Welcome to our Ask a Mechanic column where our expert mechanic Daniel Slusser answers your bike maintenance questions. If you have a question for Daniel, please post it on our Facebook Wall or e-mail Daniel directly at firstname.lastname@example.org. Today’s column will review how to adjust a trail bike suspension fork.
I just got a new Fox Float 32 RL 140 and wanted to see if you had any tips on how to set it up for a 185 lb. rider. The fork is mounted to a Giant Trance if that helps. From: Nate
There is no reason to fork over your sanity getting your suspension adjusted. Tuning a fork like the Fox 32 Float RL is relatively easy because there are only two variables to adjust, these are: air pressure, and rebound.
The place to start is with your air pressure. The head angle of the bike will have a big influence on what pressure will be right for you. A closely related variable is the sag of the rear shock which affects head angle and the overall balance of the bike. The more raked out a frame is the lower the pressure will need to be in the fork because there is less weight directly over the front wheel and more friction on the bushings that the stanchions ride on (which creates more drag). The condition of the fork and which end of the go/no-go tolerances it was made to will also affect what air pressure you will need because these variables affect fork friction as well. What all this means is that there are no reliable air pressure charts or suggestions that I can give you based on weight alone.

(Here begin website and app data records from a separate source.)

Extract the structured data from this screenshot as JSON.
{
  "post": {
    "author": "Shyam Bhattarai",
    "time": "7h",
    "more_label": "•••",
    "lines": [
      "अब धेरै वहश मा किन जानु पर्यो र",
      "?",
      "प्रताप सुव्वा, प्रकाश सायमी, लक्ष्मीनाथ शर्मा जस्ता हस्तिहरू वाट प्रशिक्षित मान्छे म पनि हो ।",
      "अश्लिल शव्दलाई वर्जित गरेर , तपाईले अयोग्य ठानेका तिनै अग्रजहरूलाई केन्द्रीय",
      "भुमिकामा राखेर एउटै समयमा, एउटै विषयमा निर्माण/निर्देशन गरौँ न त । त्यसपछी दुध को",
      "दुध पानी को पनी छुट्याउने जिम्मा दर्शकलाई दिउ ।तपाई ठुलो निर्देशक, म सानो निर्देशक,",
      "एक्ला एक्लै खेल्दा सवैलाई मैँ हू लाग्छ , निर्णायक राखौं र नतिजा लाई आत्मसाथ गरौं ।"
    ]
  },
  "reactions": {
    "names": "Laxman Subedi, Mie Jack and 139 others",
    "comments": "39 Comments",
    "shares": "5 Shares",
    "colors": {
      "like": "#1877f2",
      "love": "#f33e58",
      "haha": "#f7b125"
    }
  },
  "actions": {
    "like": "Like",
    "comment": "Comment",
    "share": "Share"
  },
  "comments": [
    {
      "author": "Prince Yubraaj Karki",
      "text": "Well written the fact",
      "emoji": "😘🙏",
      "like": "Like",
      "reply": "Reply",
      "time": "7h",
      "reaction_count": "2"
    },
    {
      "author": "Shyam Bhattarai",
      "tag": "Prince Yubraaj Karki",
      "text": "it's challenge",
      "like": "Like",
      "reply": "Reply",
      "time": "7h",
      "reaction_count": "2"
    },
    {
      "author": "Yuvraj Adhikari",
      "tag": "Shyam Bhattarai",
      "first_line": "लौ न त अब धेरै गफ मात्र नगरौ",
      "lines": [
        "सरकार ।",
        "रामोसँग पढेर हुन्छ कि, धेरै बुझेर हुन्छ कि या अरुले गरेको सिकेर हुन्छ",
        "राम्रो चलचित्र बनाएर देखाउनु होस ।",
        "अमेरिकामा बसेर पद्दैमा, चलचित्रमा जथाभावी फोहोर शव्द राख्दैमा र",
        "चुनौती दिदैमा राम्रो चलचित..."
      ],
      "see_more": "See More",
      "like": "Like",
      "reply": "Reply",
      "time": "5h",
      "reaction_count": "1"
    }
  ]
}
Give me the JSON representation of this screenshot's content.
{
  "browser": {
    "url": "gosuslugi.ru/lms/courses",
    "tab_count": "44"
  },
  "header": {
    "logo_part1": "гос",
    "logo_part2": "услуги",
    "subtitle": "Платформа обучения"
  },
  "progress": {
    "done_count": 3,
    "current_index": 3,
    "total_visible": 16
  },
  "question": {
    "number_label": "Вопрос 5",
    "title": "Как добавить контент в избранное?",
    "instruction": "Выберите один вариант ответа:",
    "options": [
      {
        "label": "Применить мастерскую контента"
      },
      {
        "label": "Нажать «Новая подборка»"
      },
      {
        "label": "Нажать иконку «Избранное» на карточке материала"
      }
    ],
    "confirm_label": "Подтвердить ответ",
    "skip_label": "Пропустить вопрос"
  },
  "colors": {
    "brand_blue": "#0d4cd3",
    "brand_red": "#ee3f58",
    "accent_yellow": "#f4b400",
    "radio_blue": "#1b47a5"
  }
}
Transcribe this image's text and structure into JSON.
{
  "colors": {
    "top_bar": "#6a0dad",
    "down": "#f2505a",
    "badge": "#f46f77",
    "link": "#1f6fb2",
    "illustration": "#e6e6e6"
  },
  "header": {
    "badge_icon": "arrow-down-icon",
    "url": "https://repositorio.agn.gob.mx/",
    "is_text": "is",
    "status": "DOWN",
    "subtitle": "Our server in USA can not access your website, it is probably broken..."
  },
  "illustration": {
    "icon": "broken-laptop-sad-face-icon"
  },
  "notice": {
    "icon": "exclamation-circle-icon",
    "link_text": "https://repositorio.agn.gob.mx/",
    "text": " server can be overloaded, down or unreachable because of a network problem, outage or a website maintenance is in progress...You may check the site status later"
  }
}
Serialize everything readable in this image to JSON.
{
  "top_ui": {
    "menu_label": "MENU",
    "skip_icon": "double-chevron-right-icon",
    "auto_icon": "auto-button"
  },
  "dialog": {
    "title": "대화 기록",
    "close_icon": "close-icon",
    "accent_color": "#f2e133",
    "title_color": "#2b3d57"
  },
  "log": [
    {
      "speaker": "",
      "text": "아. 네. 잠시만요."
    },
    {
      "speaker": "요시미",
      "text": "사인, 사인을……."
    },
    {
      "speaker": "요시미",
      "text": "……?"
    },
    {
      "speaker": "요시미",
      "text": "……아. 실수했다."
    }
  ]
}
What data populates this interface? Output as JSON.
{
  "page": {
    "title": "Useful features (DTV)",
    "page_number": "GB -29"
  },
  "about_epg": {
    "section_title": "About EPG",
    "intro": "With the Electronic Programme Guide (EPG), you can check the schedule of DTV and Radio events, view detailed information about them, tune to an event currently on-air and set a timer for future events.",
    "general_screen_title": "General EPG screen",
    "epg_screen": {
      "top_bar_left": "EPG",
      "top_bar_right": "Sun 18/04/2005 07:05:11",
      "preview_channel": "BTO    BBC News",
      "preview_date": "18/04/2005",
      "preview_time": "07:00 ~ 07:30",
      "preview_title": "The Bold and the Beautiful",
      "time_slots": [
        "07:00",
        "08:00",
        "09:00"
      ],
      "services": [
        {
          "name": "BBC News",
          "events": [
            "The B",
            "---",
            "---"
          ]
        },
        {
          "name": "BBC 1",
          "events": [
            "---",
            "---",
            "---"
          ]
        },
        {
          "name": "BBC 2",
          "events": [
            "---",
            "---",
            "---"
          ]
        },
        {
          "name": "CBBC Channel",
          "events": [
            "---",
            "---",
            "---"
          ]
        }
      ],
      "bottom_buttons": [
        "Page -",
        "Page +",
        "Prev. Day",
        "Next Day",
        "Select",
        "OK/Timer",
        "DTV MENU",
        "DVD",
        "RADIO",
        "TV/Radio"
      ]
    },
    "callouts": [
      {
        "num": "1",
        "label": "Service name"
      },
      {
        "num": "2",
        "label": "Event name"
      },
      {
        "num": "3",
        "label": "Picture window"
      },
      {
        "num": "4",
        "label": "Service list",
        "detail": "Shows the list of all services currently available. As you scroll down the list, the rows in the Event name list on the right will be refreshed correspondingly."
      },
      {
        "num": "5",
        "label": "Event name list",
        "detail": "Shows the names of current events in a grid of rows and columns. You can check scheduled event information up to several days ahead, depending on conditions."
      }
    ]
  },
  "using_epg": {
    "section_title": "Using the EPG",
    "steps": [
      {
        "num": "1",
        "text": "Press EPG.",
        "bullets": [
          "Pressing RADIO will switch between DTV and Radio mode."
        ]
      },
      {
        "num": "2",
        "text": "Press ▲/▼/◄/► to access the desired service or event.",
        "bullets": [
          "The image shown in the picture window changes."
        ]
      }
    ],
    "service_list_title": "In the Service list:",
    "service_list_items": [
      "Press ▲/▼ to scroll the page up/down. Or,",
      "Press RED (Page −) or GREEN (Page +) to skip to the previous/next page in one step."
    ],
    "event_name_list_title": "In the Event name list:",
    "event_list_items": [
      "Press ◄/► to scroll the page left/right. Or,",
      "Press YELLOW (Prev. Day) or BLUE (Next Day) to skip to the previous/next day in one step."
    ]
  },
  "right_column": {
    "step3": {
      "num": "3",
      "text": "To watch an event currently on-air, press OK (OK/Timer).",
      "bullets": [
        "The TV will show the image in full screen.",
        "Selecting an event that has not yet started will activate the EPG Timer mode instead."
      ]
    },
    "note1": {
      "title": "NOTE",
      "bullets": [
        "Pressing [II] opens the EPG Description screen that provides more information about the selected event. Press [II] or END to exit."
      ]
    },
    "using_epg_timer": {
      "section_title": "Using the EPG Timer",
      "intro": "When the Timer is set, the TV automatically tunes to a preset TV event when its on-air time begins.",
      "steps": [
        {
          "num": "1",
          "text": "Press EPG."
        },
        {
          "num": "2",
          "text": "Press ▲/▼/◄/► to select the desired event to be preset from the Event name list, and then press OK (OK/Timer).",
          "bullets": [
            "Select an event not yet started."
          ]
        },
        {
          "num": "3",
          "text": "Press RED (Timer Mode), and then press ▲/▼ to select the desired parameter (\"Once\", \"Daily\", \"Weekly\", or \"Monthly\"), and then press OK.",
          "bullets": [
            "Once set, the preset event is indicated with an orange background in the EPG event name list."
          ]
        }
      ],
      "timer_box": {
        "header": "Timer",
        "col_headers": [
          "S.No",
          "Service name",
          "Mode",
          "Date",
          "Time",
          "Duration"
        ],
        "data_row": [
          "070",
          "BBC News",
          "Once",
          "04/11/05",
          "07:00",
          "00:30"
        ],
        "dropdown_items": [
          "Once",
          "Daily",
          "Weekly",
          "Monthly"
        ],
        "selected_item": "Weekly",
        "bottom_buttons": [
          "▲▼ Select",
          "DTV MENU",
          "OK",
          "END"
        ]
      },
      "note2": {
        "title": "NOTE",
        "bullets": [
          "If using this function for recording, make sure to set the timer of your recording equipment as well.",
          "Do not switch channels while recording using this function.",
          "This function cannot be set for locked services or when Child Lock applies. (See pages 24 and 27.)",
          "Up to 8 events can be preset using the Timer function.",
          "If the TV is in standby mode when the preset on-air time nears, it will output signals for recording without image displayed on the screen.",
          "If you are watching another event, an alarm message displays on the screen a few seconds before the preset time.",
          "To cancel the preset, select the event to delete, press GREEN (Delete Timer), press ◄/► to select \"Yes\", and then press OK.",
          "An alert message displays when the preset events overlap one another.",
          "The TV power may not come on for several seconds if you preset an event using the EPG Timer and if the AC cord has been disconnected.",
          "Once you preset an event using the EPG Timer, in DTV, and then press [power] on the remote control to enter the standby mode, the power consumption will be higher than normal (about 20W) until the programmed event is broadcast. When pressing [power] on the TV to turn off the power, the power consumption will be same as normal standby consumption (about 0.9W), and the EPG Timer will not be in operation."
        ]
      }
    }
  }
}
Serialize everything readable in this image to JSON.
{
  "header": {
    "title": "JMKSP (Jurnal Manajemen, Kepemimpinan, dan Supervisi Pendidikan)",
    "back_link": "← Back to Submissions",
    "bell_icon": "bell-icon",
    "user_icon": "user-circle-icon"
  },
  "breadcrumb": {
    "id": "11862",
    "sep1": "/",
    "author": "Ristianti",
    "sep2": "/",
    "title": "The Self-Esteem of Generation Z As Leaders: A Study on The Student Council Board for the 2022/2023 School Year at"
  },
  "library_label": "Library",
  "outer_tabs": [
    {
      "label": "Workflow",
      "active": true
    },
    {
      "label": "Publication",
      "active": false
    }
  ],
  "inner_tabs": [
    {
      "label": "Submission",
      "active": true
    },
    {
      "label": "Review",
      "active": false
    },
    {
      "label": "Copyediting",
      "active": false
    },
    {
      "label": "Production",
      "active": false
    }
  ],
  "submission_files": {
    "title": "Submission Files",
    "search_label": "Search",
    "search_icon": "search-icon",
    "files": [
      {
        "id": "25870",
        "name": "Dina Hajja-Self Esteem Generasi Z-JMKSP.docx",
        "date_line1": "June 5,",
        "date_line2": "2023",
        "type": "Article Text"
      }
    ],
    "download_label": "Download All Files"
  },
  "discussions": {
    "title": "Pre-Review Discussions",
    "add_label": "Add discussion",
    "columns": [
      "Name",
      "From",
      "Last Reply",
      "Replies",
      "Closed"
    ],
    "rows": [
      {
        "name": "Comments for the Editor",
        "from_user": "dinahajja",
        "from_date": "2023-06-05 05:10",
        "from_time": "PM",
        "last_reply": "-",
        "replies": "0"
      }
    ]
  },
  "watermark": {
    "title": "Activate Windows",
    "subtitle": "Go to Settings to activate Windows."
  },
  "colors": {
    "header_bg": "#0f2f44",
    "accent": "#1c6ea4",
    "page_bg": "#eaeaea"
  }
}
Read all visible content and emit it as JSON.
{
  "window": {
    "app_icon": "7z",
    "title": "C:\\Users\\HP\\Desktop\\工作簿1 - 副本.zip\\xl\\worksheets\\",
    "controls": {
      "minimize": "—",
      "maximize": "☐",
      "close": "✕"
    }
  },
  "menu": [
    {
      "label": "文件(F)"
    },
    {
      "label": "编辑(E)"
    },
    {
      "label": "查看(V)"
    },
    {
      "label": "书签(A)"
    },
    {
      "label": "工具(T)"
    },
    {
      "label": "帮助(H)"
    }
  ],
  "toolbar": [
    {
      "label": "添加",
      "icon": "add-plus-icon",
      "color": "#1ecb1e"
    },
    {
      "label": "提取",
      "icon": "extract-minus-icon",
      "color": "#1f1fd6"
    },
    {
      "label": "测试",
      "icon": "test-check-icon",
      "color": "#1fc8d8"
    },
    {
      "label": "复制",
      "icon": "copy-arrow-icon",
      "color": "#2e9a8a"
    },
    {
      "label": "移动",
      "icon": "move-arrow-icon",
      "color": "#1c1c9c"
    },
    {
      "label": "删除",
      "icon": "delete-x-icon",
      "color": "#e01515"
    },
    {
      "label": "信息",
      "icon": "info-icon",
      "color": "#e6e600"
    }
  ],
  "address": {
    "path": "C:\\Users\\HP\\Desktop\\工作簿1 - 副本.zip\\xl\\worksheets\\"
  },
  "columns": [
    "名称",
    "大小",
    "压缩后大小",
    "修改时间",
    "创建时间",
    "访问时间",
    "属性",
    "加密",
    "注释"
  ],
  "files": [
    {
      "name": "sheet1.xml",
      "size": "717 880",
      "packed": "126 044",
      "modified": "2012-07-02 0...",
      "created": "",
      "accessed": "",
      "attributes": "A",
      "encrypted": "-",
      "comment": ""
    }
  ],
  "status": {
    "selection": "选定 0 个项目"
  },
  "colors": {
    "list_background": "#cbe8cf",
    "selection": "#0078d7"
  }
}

But there is an easy way to find which air pressure is right for you. All you need to worry about at first is the fork sag, or ride height of the fork with you on the bike. You want to shoot for 25-30% of the fork’s travel being used as sag. For your 140mm travel 32 you will be looking for 35-42mm or 1 3/8″-1 5/8″. This sag should be measured using the sag o-ring that came on your fork. If you don’t have an o-ring just use a zip tie fastened around your stanchion. Once you have the air pressure where you think it needs to be, get on your bike and put your body in an attack position you would assume when going downhill that will get the fork to sag to the normal ride height. Then, gingerly get off the bike and measure the sag recorded by your o-ring or zip tie. Repeat the process until you get the sag where it should be.
With your air pressure set, it is time to move on to adjusting the rebound damping. For your rebound damping adjustment there is a wide range of usable settings therefore making it the hardest to set up right. Fast rebound is good for high speed trails with small high frequency bumps. Slow rebound is good for big drops. Keep these extremes in mind as you adjust your suspension. Just to get a feel for what the adjustment does, dial it all the way in and feel how slow it can go. Then dial it all the way out to see what a very expensive pogo stick feels like. Now find the middle point and start there.
From this middle point you can start to do some test riding of a section of trail that you know very well using a process called bracketing. After trying the middle setting down that section of trail, switch to a setting that is one click faster. Now, do it again with a setting that is two clicks slower. Eliminate either the slow or fast setting on your bracket and begin the process all over again using the winning setting. After doing this a couple of times it should be fairly obvious which setting is right for you.
In all likelihood, there will be two clicks that you like most and that you can’t quite choose between. Don’t worry, this is a good thing. Use the faster one for high-speed trails or on cold days when the oil in the damper doesn’t flow as well. Use the slower setting on trails with the big hits or on hot days where the oil is flowing a little quicker. Happy trails Nate!
Daniel Slusser is a professional bicycle mechanic with over ten years of experience. He holds a bachelor’s degree in business administration from HSU and a master’s degree in history from Cal Poly University. When he is not riding, wrenching, or writing he enjoys spending time with his wife and two children.